(Data Opens)

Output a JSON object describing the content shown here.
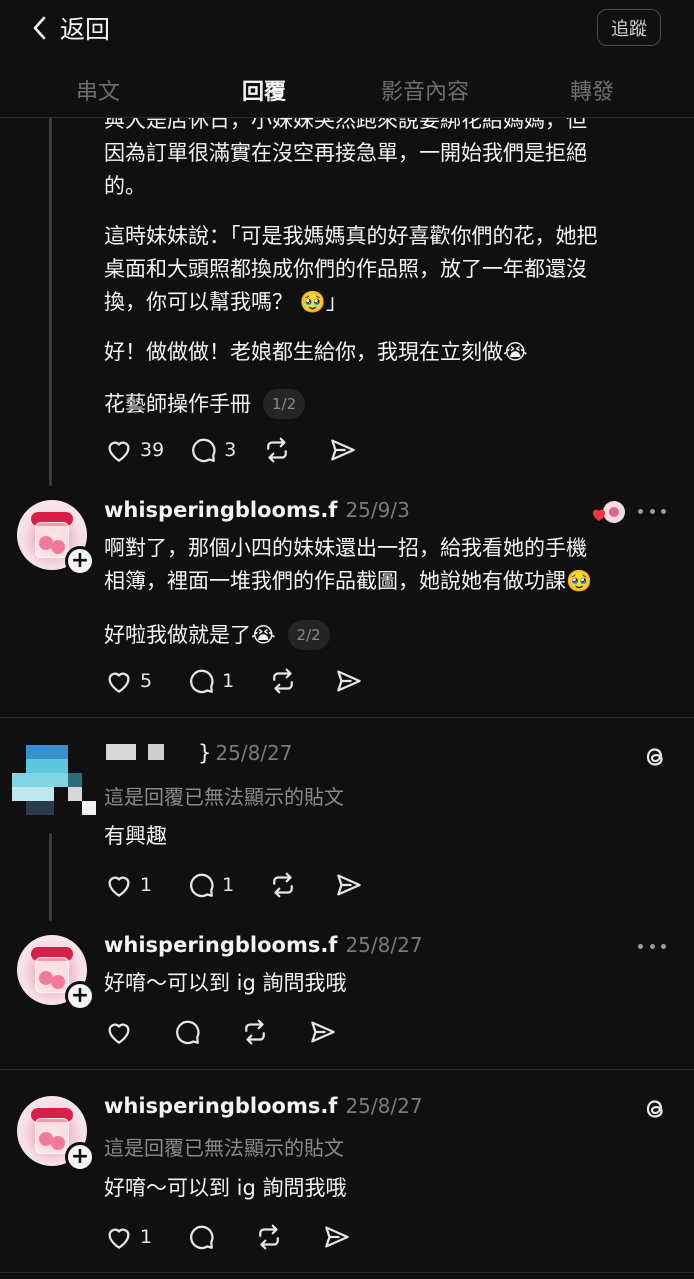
{
  "header": {
    "back_label": "返回",
    "follow_label": "追蹤",
    "tabs": [
      "串文",
      "回覆",
      "影音內容",
      "轉發"
    ],
    "active_tab": 1
  },
  "post1": {
    "lines": [
      "與大是店休日，小妹妹突然跑來說要綁花給媽媽，但",
      "因為訂單很滿實在沒空再接急單，一開始我們是拒絕",
      "的。",
      "這時妹妹說：「可是我媽媽真的好喜歡你們的花，她把",
      "桌面和大頭照都換成你們的作品照，放了一年都還沒",
      "換，你可以幫我嗎？ 🥹」",
      "好！做做做！老娘都生給你，我現在立刻做😭"
    ],
    "tag": "花藝師操作手冊",
    "pager": "1/2",
    "likes": "39",
    "replies": "3"
  },
  "post2": {
    "username": "whisperingblooms.f",
    "date": "25/9/3",
    "lines": [
      "啊對了，那個小四的妹妹還出一招，給我看她的手機",
      "相簿，裡面一堆我們的作品截圖，她說她有做功課🥹"
    ],
    "last_line": "好啦我做就是了😭",
    "pager": "2/2",
    "likes": "5",
    "replies": "1"
  },
  "reply1": {
    "date": "25/8/27",
    "sub": "這是回覆已無法顯示的貼文",
    "text": "有興趣",
    "likes": "1",
    "replies": "1"
  },
  "reply2": {
    "username": "whisperingblooms.f",
    "date": "25/8/27",
    "text": "好唷～可以到 ig 詢問我哦"
  },
  "reply3": {
    "username": "whisperingblooms.f",
    "date": "25/8/27",
    "sub": "這是回覆已無法顯示的貼文",
    "text": "好唷～可以到 ig 詢問我哦",
    "likes": "1"
  }
}
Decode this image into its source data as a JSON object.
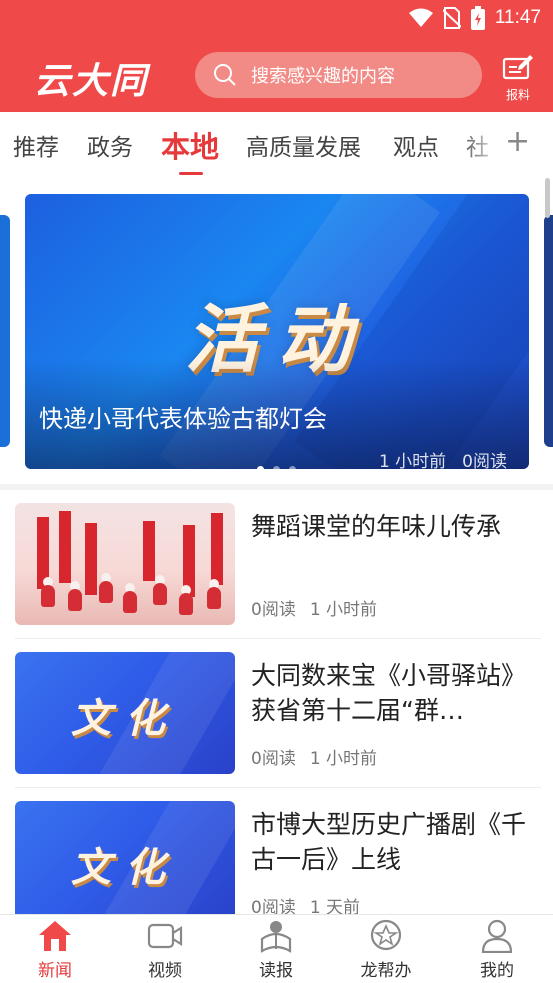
{
  "status_bar": {
    "time": "11:47"
  },
  "app_bar": {
    "logo_text": "云大同",
    "search_placeholder": "搜索感兴趣的内容",
    "report_label": "报料"
  },
  "tabs": [
    {
      "label": "推荐"
    },
    {
      "label": "政务"
    },
    {
      "label": "本地",
      "active": true
    },
    {
      "label": "高质量发展"
    },
    {
      "label": "观点"
    },
    {
      "label": "社"
    }
  ],
  "tab_add_label": "+",
  "banner": {
    "image_word": "活动",
    "title": "快递小哥代表体验古都灯会",
    "time": "1 小时前",
    "reads": "0阅读",
    "page_count": 3,
    "current_page": 1
  },
  "news": [
    {
      "title": "舞蹈课堂的年味儿传承",
      "reads": "0阅读",
      "time": "1 小时前",
      "thumb": "dance-photo"
    },
    {
      "title": "大同数来宝《小哥驿站》获省第十二届“群…",
      "reads": "0阅读",
      "time": "1 小时前",
      "thumb": "culture",
      "thumb_word": "文化"
    },
    {
      "title": "市博大型历史广播剧《千古一后》上线",
      "reads": "0阅读",
      "time": "1 天前",
      "thumb": "culture",
      "thumb_word": "文化"
    }
  ],
  "bottom_nav": [
    {
      "label": "新闻",
      "icon": "home-icon",
      "active": true
    },
    {
      "label": "视频",
      "icon": "video-icon"
    },
    {
      "label": "读报",
      "icon": "newspaper-reader-icon"
    },
    {
      "label": "龙帮办",
      "icon": "service-badge-icon"
    },
    {
      "label": "我的",
      "icon": "profile-icon"
    }
  ],
  "colors": {
    "brand": "#ef4a49",
    "active_tab": "#e5393b"
  }
}
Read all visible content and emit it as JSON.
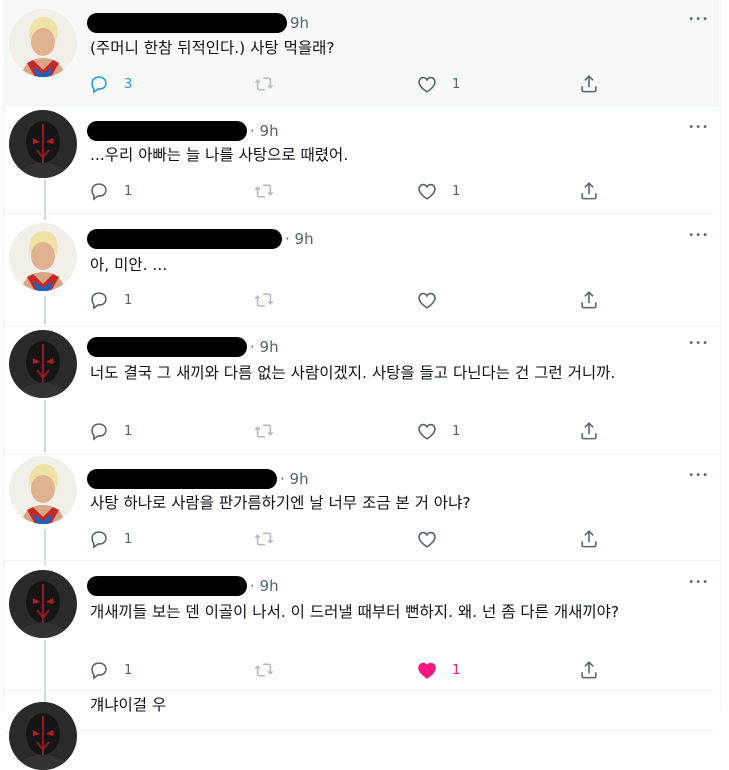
{
  "tweets": [
    {
      "text": "(주머니 한참 뒤적인다.) 사탕 먹을래?",
      "time": "9h",
      "replies": "3",
      "likes": "1",
      "liked": false,
      "author": "cody"
    },
    {
      "text": "...우리 아빠는 늘 나를 사탕으로 때렸어.",
      "time": "· 9h",
      "replies": "1",
      "likes": "1",
      "liked": false,
      "author": "finn"
    },
    {
      "text": "아, 미안. ...",
      "time": "· 9h",
      "replies": "1",
      "likes": "",
      "liked": false,
      "author": "cody"
    },
    {
      "text": "너도 결국 그 새끼와 다름 없는 사람이겠지. 사탕을 들고 다닌다는 건 그런 거니까.",
      "time": "· 9h",
      "replies": "1",
      "likes": "1",
      "liked": false,
      "author": "finn"
    },
    {
      "text": "사탕 하나로 사람을 판가름하기엔 날 너무 조금 본 거 아냐?",
      "time": "· 9h",
      "replies": "1",
      "likes": "",
      "liked": false,
      "author": "cody"
    },
    {
      "text": "개새끼들 보는 덴 이골이 나서. 이 드러낼 때부터 뻔하지. 왜. 넌 좀 다른 개새끼야?",
      "time": "· 9h",
      "replies": "1",
      "likes": "1",
      "liked": true,
      "author": "finn"
    },
    {
      "text": "걔냐이걸 우",
      "author": "finn"
    }
  ],
  "icons": {
    "reply": "reply-icon",
    "retweet": "retweet-icon",
    "like": "heart-icon",
    "share": "share-icon",
    "more": "more-icon"
  },
  "colors": {
    "muted": "#536471",
    "accent": "#1d9bf0",
    "like": "#f91880",
    "thread_line": "#cfd9de"
  }
}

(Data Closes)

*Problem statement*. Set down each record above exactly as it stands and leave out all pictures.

*Answer for this exercise*.
Output a JSON object describing the content shown here.
{
  "header": {
    "back_label": "返回",
    "follow_label": "追蹤",
    "tabs": [
      "串文",
      "回覆",
      "影音內容",
      "轉發"
    ],
    "active_tab": 1
  },
  "post1": {
    "lines": [
      "與大是店休日，小妹妹突然跑來說要綁花給媽媽，但",
      "因為訂單很滿實在沒空再接急單，一開始我們是拒絕",
      "的。",
      "這時妹妹說：「可是我媽媽真的好喜歡你們的花，她把",
      "桌面和大頭照都換成你們的作品照，放了一年都還沒",
      "換，你可以幫我嗎？ 🥹」",
      "好！做做做！老娘都生給你，我現在立刻做😭"
    ],
    "tag": "花藝師操作手冊",
    "pager": "1/2",
    "likes": "39",
    "replies": "3"
  },
  "post2": {
    "username": "whisperingblooms.f",
    "date": "25/9/3",
    "lines": [
      "啊對了，那個小四的妹妹還出一招，給我看她的手機",
      "相簿，裡面一堆我們的作品截圖，她說她有做功課🥹"
    ],
    "last_line": "好啦我做就是了😭",
    "pager": "2/2",
    "likes": "5",
    "replies": "1"
  },
  "reply1": {
    "date": "25/8/27",
    "sub": "這是回覆已無法顯示的貼文",
    "text": "有興趣",
    "likes": "1",
    "replies": "1"
  },
  "reply2": {
    "username": "whisperingblooms.f",
    "date": "25/8/27",
    "text": "好唷～可以到 ig 詢問我哦"
  },
  "reply3": {
    "username": "whisperingblooms.f",
    "date": "25/8/27",
    "sub": "這是回覆已無法顯示的貼文",
    "text": "好唷～可以到 ig 詢問我哦",
    "likes": "1"
  }
}
Decode this image into its source data as a JSON object.
{
  "status_bar": {
    "time": "11:47"
  },
  "app_bar": {
    "logo_text": "云大同",
    "search_placeholder": "搜索感兴趣的内容",
    "report_label": "报料"
  },
  "tabs": [
    {
      "label": "推荐"
    },
    {
      "label": "政务"
    },
    {
      "label": "本地",
      "active": true
    },
    {
      "label": "高质量发展"
    },
    {
      "label": "观点"
    },
    {
      "label": "社"
    }
  ],
  "tab_add_label": "+",
  "banner": {
    "image_word": "活动",
    "title": "快递小哥代表体验古都灯会",
    "time": "1 小时前",
    "reads": "0阅读",
    "page_count": 3,
    "current_page": 1
  },
  "news": [
    {
      "title": "舞蹈课堂的年味儿传承",
      "reads": "0阅读",
      "time": "1 小时前",
      "thumb": "dance-photo"
    },
    {
      "title": "大同数来宝《小哥驿站》获省第十二届“群…",
      "reads": "0阅读",
      "time": "1 小时前",
      "thumb": "culture",
      "thumb_word": "文化"
    },
    {
      "title": "市博大型历史广播剧《千古一后》上线",
      "reads": "0阅读",
      "time": "1 天前",
      "thumb": "culture",
      "thumb_word": "文化"
    }
  ],
  "bottom_nav": [
    {
      "label": "新闻",
      "icon": "home-icon",
      "active": true
    },
    {
      "label": "视频",
      "icon": "video-icon"
    },
    {
      "label": "读报",
      "icon": "newspaper-reader-icon"
    },
    {
      "label": "龙帮办",
      "icon": "service-badge-icon"
    },
    {
      "label": "我的",
      "icon": "profile-icon"
    }
  ],
  "colors": {
    "brand": "#ef4a49",
    "active_tab": "#e5393b"
  }
}
Read all visible content and emit it as JSON.
{
  "tweets": [
    {
      "text": "(주머니 한참 뒤적인다.) 사탕 먹을래?",
      "time": "9h",
      "replies": "3",
      "likes": "1",
      "liked": false,
      "author": "cody"
    },
    {
      "text": "...우리 아빠는 늘 나를 사탕으로 때렸어.",
      "time": "· 9h",
      "replies": "1",
      "likes": "1",
      "liked": false,
      "author": "finn"
    },
    {
      "text": "아, 미안. ...",
      "time": "· 9h",
      "replies": "1",
      "likes": "",
      "liked": false,
      "author": "cody"
    },
    {
      "text": "너도 결국 그 새끼와 다름 없는 사람이겠지. 사탕을 들고 다닌다는 건 그런 거니까.",
      "time": "· 9h",
      "replies": "1",
      "likes": "1",
      "liked": false,
      "author": "finn"
    },
    {
      "text": "사탕 하나로 사람을 판가름하기엔 날 너무 조금 본 거 아냐?",
      "time": "· 9h",
      "replies": "1",
      "likes": "",
      "liked": false,
      "author": "cody"
    },
    {
      "text": "개새끼들 보는 덴 이골이 나서. 이 드러낼 때부터 뻔하지. 왜. 넌 좀 다른 개새끼야?",
      "time": "· 9h",
      "replies": "1",
      "likes": "1",
      "liked": true,
      "author": "finn"
    },
    {
      "text": "걔냐이걸 우",
      "author": "finn"
    }
  ],
  "icons": {
    "reply": "reply-icon",
    "retweet": "retweet-icon",
    "like": "heart-icon",
    "share": "share-icon",
    "more": "more-icon"
  },
  "colors": {
    "muted": "#536471",
    "accent": "#1d9bf0",
    "like": "#f91880",
    "thread_line": "#cfd9de"
  }
}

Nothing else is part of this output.